There is an undeniable crisis in the teaching profession, one that reflects broader social inequities. Some of the "big picture" issues involve recruitment and retention of new teachers, equitable distribution of the most qualified teachers, and increasing the number of teachers of color. For example:
A million veteran teachers are nearing retirement, yet many school districts have difficulties recruiting and retaining teachers. According to the National Education Association, 20 percent of all new hires leave the classroom within three years. In urban districts, the numbers are worse; close to 50 percent of newcomers leave within their first five years.
Poor children are the most likely to be taught by the newest and least-qualified teachers. A 2003 study by the Texas State Board for Educator Certification, for instance, found that schools with a majority of black students had four times as many uncertified teachers in English and math than schools with few blacks.
While students of color make up about 40 percent of public school enrollment, only 16 percent of public school teachers are teachers of color. An estimated 38 percent of public schools did not have a single teacher of color in the 1999-2000 school year, according to U.S. Department of Education statistics. Yes, white teachers can successfully teach students from other racial and ethnic groups. But if students rarely — if ever — see a teacher of color, or if teachers of color feel isolated and/or burdened by being "the only" in their schools, educational quality suffers.

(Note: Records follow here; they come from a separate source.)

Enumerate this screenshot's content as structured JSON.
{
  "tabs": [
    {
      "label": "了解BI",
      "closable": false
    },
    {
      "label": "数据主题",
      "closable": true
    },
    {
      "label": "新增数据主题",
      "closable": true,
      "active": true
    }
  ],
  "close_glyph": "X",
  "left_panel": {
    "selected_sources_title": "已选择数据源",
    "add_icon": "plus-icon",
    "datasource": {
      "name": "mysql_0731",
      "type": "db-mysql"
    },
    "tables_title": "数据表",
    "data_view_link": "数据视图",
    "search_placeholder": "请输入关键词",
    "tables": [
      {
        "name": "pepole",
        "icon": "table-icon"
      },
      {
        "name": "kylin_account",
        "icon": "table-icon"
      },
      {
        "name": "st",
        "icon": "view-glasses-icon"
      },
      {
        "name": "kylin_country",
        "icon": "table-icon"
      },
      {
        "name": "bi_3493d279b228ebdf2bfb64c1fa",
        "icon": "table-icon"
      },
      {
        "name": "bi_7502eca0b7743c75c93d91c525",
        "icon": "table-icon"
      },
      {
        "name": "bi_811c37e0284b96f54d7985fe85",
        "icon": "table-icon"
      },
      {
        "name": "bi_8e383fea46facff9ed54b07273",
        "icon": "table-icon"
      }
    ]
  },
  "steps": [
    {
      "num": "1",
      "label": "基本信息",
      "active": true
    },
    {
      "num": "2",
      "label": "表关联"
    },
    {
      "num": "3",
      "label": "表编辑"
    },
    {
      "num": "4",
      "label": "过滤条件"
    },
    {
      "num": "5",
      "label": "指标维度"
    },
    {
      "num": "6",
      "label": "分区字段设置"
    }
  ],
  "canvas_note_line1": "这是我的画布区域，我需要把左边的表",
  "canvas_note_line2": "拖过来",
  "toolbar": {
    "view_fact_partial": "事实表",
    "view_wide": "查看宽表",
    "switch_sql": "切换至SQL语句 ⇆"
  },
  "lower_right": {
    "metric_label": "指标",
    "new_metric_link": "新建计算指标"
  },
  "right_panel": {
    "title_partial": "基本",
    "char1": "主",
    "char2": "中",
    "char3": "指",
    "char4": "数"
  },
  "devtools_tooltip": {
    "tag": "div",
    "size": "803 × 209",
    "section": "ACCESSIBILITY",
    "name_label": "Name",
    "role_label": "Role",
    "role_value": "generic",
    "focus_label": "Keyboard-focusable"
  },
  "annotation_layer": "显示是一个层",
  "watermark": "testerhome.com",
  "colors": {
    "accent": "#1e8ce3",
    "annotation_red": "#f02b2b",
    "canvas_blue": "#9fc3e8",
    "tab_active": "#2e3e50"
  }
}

The ability to solve these "big picture" issues is directly tied to how we define and foster quality teaching.